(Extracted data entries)
****************************************
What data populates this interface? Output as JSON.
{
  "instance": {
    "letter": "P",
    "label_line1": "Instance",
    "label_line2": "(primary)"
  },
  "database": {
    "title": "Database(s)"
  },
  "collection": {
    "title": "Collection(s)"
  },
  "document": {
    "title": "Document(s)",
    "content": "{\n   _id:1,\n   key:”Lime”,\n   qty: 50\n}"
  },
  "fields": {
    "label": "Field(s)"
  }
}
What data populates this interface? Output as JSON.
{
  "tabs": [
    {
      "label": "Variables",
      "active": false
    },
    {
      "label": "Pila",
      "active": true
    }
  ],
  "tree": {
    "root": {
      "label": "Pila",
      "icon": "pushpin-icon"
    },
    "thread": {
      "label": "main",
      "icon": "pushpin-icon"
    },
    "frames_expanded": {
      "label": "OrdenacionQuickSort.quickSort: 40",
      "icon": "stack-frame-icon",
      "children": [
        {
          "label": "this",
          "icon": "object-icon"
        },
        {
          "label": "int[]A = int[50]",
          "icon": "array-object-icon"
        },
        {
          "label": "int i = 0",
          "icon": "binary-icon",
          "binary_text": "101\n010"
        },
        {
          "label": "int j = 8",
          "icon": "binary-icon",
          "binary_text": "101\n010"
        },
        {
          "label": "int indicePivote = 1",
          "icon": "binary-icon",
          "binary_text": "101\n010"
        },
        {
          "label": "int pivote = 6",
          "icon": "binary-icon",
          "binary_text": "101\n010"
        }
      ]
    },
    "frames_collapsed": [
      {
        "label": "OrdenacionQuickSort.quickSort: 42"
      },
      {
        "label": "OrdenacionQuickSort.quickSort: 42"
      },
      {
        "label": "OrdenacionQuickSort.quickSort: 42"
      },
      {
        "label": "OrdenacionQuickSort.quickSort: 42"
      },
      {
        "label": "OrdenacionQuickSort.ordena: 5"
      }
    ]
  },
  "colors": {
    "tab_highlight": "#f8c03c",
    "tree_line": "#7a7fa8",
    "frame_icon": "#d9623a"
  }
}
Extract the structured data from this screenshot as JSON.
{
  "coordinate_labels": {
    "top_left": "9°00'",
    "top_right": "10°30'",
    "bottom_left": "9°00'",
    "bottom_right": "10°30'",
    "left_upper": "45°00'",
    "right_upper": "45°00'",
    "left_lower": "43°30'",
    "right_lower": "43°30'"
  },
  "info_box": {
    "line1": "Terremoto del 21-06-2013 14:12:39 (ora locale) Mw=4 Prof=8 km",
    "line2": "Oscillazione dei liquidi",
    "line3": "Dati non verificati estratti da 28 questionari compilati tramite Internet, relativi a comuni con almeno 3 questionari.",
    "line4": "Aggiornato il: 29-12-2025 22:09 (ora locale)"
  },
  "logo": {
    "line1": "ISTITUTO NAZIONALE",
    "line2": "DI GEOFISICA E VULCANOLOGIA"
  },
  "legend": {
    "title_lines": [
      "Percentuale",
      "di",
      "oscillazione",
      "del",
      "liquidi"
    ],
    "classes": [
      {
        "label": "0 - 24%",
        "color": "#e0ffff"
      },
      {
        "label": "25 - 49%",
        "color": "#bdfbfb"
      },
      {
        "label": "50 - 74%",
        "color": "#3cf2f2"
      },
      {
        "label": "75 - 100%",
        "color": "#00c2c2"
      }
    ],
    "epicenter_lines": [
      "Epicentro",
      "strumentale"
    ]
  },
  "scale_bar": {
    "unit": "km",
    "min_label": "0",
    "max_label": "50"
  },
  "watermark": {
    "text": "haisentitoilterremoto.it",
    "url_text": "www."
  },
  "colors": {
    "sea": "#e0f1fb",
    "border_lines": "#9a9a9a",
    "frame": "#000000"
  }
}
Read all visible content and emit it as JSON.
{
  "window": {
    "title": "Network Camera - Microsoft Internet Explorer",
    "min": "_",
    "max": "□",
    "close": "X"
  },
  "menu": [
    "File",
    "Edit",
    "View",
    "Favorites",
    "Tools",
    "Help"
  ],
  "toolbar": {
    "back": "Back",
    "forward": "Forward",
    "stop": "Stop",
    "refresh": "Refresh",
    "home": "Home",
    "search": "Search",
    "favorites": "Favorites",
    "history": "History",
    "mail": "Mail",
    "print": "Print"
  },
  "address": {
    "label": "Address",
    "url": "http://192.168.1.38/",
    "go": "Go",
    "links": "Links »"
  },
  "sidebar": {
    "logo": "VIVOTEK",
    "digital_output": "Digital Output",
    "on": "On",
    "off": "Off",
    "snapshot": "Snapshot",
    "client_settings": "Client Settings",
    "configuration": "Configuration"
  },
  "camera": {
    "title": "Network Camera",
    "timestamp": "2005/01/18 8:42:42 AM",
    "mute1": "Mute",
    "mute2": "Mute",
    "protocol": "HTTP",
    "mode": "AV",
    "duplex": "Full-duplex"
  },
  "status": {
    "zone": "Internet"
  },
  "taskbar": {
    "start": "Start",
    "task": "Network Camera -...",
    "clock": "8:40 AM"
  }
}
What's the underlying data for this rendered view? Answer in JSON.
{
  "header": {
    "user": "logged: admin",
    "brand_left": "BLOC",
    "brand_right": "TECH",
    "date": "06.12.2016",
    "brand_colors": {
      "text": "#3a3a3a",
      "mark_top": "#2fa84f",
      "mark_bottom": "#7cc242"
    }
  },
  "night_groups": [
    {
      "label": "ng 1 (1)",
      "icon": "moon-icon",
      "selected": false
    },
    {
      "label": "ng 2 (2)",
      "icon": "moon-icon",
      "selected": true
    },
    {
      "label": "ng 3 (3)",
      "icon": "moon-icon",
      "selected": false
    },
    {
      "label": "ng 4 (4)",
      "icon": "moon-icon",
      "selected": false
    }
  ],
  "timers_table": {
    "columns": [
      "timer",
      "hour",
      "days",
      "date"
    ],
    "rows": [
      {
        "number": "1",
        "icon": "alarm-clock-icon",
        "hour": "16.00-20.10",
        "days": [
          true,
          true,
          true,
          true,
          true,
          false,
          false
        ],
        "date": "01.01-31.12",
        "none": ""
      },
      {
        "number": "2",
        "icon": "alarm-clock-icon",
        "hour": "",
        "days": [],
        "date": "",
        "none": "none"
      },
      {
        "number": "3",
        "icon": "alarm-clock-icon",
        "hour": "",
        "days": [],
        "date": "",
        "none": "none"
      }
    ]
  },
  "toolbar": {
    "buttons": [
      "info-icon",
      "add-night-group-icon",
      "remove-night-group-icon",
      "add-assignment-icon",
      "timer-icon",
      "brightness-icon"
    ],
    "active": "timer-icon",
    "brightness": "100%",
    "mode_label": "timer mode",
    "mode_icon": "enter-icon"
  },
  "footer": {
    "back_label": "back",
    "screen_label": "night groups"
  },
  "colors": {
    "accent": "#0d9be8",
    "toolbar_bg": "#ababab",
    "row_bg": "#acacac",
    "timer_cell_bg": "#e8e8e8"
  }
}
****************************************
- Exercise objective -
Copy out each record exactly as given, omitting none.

- Answer to this exercise -
What data populates this interface? Output as JSON.
{
  "instance": {
    "letter": "P",
    "label_line1": "Instance",
    "label_line2": "(primary)"
  },
  "database": {
    "title": "Database(s)"
  },
  "collection": {
    "title": "Collection(s)"
  },
  "document": {
    "title": "Document(s)",
    "content": "{\n   _id:1,\n   key:”Lime”,\n   qty: 50\n}"
  },
  "fields": {
    "label": "Field(s)"
  }
}
What data populates this interface? Output as JSON.
{
  "tabs": [
    {
      "label": "Variables",
      "active": false
    },
    {
      "label": "Pila",
      "active": true
    }
  ],
  "tree": {
    "root": {
      "label": "Pila",
      "icon": "pushpin-icon"
    },
    "thread": {
      "label": "main",
      "icon": "pushpin-icon"
    },
    "frames_expanded": {
      "label": "OrdenacionQuickSort.quickSort: 40",
      "icon": "stack-frame-icon",
      "children": [
        {
          "label": "this",
          "icon": "object-icon"
        },
        {
          "label": "int[]A = int[50]",
          "icon": "array-object-icon"
        },
        {
          "label": "int i = 0",
          "icon": "binary-icon",
          "binary_text": "101\n010"
        },
        {
          "label": "int j = 8",
          "icon": "binary-icon",
          "binary_text": "101\n010"
        },
        {
          "label": "int indicePivote = 1",
          "icon": "binary-icon",
          "binary_text": "101\n010"
        },
        {
          "label": "int pivote = 6",
          "icon": "binary-icon",
          "binary_text": "101\n010"
        }
      ]
    },
    "frames_collapsed": [
      {
        "label": "OrdenacionQuickSort.quickSort: 42"
      },
      {
        "label": "OrdenacionQuickSort.quickSort: 42"
      },
      {
        "label": "OrdenacionQuickSort.quickSort: 42"
      },
      {
        "label": "OrdenacionQuickSort.quickSort: 42"
      },
      {
        "label": "OrdenacionQuickSort.ordena: 5"
      }
    ]
  },
  "colors": {
    "tab_highlight": "#f8c03c",
    "tree_line": "#7a7fa8",
    "frame_icon": "#d9623a"
  }
}
Extract the structured data from this screenshot as JSON.
{
  "coordinate_labels": {
    "top_left": "9°00'",
    "top_right": "10°30'",
    "bottom_left": "9°00'",
    "bottom_right": "10°30'",
    "left_upper": "45°00'",
    "right_upper": "45°00'",
    "left_lower": "43°30'",
    "right_lower": "43°30'"
  },
  "info_box": {
    "line1": "Terremoto del 21-06-2013 14:12:39 (ora locale) Mw=4 Prof=8 km",
    "line2": "Oscillazione dei liquidi",
    "line3": "Dati non verificati estratti da 28 questionari compilati tramite Internet, relativi a comuni con almeno 3 questionari.",
    "line4": "Aggiornato il: 29-12-2025 22:09 (ora locale)"
  },
  "logo": {
    "line1": "ISTITUTO NAZIONALE",
    "line2": "DI GEOFISICA E VULCANOLOGIA"
  },
  "legend": {
    "title_lines": [
      "Percentuale",
      "di",
      "oscillazione",
      "del",
      "liquidi"
    ],
    "classes": [
      {
        "label": "0 - 24%",
        "color": "#e0ffff"
      },
      {
        "label": "25 - 49%",
        "color": "#bdfbfb"
      },
      {
        "label": "50 - 74%",
        "color": "#3cf2f2"
      },
      {
        "label": "75 - 100%",
        "color": "#00c2c2"
      }
    ],
    "epicenter_lines": [
      "Epicentro",
      "strumentale"
    ]
  },
  "scale_bar": {
    "unit": "km",
    "min_label": "0",
    "max_label": "50"
  },
  "watermark": {
    "text": "haisentitoilterremoto.it",
    "url_text": "www."
  },
  "colors": {
    "sea": "#e0f1fb",
    "border_lines": "#9a9a9a",
    "frame": "#000000"
  }
}
Read all visible content and emit it as JSON.
{
  "window": {
    "title": "Network Camera - Microsoft Internet Explorer",
    "min": "_",
    "max": "□",
    "close": "X"
  },
  "menu": [
    "File",
    "Edit",
    "View",
    "Favorites",
    "Tools",
    "Help"
  ],
  "toolbar": {
    "back": "Back",
    "forward": "Forward",
    "stop": "Stop",
    "refresh": "Refresh",
    "home": "Home",
    "search": "Search",
    "favorites": "Favorites",
    "history": "History",
    "mail": "Mail",
    "print": "Print"
  },
  "address": {
    "label": "Address",
    "url": "http://192.168.1.38/",
    "go": "Go",
    "links": "Links »"
  },
  "sidebar": {
    "logo": "VIVOTEK",
    "digital_output": "Digital Output",
    "on": "On",
    "off": "Off",
    "snapshot": "Snapshot",
    "client_settings": "Client Settings",
    "configuration": "Configuration"
  },
  "camera": {
    "title": "Network Camera",
    "timestamp": "2005/01/18 8:42:42 AM",
    "mute1": "Mute",
    "mute2": "Mute",
    "protocol": "HTTP",
    "mode": "AV",
    "duplex": "Full-duplex"
  },
  "status": {
    "zone": "Internet"
  },
  "taskbar": {
    "start": "Start",
    "task": "Network Camera -...",
    "clock": "8:40 AM"
  }
}
What's the underlying data for this rendered view? Answer in JSON.
{
  "header": {
    "user": "logged: admin",
    "brand_left": "BLOC",
    "brand_right": "TECH",
    "date": "06.12.2016",
    "brand_colors": {
      "text": "#3a3a3a",
      "mark_top": "#2fa84f",
      "mark_bottom": "#7cc242"
    }
  },
  "night_groups": [
    {
      "label": "ng 1 (1)",
      "icon": "moon-icon",
      "selected": false
    },
    {
      "label": "ng 2 (2)",
      "icon": "moon-icon",
      "selected": true
    },
    {
      "label": "ng 3 (3)",
      "icon": "moon-icon",
      "selected": false
    },
    {
      "label": "ng 4 (4)",
      "icon": "moon-icon",
      "selected": false
    }
  ],
  "timers_table": {
    "columns": [
      "timer",
      "hour",
      "days",
      "date"
    ],
    "rows": [
      {
        "number": "1",
        "icon": "alarm-clock-icon",
        "hour": "16.00-20.10",
        "days": [
          true,
          true,
          true,
          true,
          true,
          false,
          false
        ],
        "date": "01.01-31.12",
        "none": ""
      },
      {
        "number": "2",
        "icon": "alarm-clock-icon",
        "hour": "",
        "days": [],
        "date": "",
        "none": "none"
      },
      {
        "number": "3",
        "icon": "alarm-clock-icon",
        "hour": "",
        "days": [],
        "date": "",
        "none": "none"
      }
    ]
  },
  "toolbar": {
    "buttons": [
      "info-icon",
      "add-night-group-icon",
      "remove-night-group-icon",
      "add-assignment-icon",
      "timer-icon",
      "brightness-icon"
    ],
    "active": "timer-icon",
    "brightness": "100%",
    "mode_label": "timer mode",
    "mode_icon": "enter-icon"
  },
  "footer": {
    "back_label": "back",
    "screen_label": "night groups"
  },
  "colors": {
    "accent": "#0d9be8",
    "toolbar_bg": "#ababab",
    "row_bg": "#acacac",
    "timer_cell_bg": "#e8e8e8"
  }
}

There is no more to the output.